Jimmy Dean, Don Williams Join Hall of Fame

Don Williams and Jimmy Dean, two vocalists who approached their public presence from very different angles, were officially inducted into the Country Music Hall of Fame Sunday night in front of family, friends and a rather elite set of peers. A singer, comic and television pioneer, Jimmy built his career as a multi-faceted entertainer. Don worked several detail-oriented jobs before his breakthrough — he was a co-partner in a furniture store and an office administrator — and he made his public mark in a workman-like manner, eschewing the party circuit and putting his efforts into finding and delivering well-constructed songs. Neither singer was able to claim his medallion in person. Jimmy died in June, just a few months after he was told in a phone call that he would have a bronze plaque enshrined with his likeness in the Hall of Fame’s Rotunda alongside such fellow performers as Hank Williams, Johnny Cash, Dolly Parton and Jimmy’s childhood idol, Gene Autry. Read More

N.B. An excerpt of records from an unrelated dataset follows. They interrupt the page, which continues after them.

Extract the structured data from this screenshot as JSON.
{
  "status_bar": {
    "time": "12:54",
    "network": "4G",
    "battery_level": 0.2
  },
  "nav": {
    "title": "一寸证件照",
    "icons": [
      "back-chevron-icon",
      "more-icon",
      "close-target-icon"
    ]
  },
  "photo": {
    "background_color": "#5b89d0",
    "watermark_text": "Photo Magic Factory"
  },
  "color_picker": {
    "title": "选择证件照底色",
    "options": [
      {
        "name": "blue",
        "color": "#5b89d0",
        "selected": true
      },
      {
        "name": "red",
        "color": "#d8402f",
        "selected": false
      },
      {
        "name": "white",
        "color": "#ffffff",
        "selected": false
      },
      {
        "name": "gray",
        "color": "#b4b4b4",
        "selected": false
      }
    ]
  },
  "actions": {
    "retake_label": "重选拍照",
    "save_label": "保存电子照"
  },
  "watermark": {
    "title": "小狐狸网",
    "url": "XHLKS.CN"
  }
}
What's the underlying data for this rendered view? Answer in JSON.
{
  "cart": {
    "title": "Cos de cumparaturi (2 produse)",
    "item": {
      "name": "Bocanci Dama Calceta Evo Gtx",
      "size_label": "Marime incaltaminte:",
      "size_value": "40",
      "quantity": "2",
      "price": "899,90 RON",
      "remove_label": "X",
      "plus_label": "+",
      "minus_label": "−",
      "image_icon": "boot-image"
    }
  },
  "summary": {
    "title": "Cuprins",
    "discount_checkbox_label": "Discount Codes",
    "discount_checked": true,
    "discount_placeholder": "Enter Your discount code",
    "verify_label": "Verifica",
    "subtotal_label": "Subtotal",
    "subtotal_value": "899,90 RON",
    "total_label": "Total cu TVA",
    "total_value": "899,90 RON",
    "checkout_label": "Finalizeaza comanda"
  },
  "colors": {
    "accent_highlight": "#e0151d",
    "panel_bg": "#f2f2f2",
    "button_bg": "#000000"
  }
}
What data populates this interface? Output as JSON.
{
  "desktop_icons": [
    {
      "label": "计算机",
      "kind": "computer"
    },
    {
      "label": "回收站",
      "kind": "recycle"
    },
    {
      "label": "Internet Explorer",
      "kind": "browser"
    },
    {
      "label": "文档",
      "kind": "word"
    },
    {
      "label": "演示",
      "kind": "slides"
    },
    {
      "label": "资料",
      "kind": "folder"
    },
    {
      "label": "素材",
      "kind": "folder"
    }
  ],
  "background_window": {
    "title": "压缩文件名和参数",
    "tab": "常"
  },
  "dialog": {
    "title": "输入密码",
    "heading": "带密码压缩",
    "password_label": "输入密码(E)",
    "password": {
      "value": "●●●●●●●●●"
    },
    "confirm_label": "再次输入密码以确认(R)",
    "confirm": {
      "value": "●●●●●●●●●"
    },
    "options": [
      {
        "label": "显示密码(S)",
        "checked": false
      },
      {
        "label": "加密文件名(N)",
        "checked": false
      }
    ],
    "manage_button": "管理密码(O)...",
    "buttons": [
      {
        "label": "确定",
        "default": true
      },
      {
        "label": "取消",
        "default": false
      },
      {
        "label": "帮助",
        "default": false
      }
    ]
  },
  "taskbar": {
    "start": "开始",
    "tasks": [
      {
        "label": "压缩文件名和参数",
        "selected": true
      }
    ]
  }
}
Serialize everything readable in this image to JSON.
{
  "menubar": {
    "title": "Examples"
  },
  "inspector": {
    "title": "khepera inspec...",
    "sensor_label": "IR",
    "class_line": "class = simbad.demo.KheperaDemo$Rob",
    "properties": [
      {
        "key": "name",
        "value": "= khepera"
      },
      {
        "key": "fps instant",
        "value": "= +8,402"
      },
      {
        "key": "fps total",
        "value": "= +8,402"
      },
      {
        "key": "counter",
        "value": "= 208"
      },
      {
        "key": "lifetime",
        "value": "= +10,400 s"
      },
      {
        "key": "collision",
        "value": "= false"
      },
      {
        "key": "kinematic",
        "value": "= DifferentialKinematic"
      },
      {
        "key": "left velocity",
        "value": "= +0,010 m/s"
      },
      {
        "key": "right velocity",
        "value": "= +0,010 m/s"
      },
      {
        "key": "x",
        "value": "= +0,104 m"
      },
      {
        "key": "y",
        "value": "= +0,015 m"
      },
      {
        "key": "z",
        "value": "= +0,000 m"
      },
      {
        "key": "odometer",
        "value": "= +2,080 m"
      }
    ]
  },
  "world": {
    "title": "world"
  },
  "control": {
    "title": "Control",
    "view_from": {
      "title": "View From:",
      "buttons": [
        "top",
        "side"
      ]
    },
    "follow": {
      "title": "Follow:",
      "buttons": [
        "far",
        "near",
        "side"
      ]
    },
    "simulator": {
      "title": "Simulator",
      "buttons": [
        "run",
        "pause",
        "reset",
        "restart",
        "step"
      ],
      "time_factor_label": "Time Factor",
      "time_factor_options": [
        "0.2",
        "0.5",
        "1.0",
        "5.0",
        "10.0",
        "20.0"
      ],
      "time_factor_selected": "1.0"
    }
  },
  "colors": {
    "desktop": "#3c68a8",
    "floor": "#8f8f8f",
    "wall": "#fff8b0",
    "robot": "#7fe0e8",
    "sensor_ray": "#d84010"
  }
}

Loretta Lynn Honored for 50 Years of Music

Five decades ago, Loretta Lynn and her husband-manager, “Mooney” Lynn, drove station to station around the U.S. promoting her first single, “I’m A Honky Tonk Girl.” All these years later, she’s a member of the Country Music Hall of Fame and a global symbol for country music, and she was honored Friday at her Coal Miner’s Daughter Museum in Tennessee for 50 years as an American icon. A bevy musicians and music-industry executives were on hand for the occasion, including Marty Stuart, Crystal Gayle, Jack Greene and Terri Clark. Ronnie McDowell presented Loretta a painting he had created, depicting her when she was 10 years old and living in Kentucky. A string of presenters included John Carter Cash, arranger Bill Walker and Ray Walker, of the Jordanaires, the Hall of Fame vocal quartet that backed Loretta on such classics as “You’re Lookin’ At Country,” “Blue Kentucky Girl,” “Don’t Come A-Drinkin’ (With Lovin’ On Your Mind)” and “Coal Miner’s Daughter.” There were also video tributes from Wynonna, Big Kenny, Keith Anderson, Martina McBride, Kellie Pickler and Dolly Parton. The ceremony took place in a sweat-filled tent outside the museum, which houses an extraordinary volume of memorabilia, including letters from presidents, stage wear and a string of awards. None of which have led Loretta to think of herself as anything other than the little girl who grew up in poverty in an eastern Kentucky shack. Read More

Ferlin Husky, Billy Sherrill Join the Hall of Fame

Some of music’s finest talents — Ronnie Milsap, Shelby Lynne, Craig Morgan, Ricky Skaggs and Vince Gill — were among a bevy of significant artists and Music Row executives who witnessed Sunday’s induction of two new members to the Country Music Hall of Fame and Museum: Ferlin Husky and songwriter-producer Billy Sherrill. In a here-today-gone-tomorrow culture, the names might not ring familiar to everyone. A girl in her 20s outside the Hall asked at the end of the night about Sunday’s soiree, then shrugged her shoulders in a “Who?” sort of manner when told the names of the inductees. But both men provided important building blocks to get the genre to the mainstream idiom it is today. Read More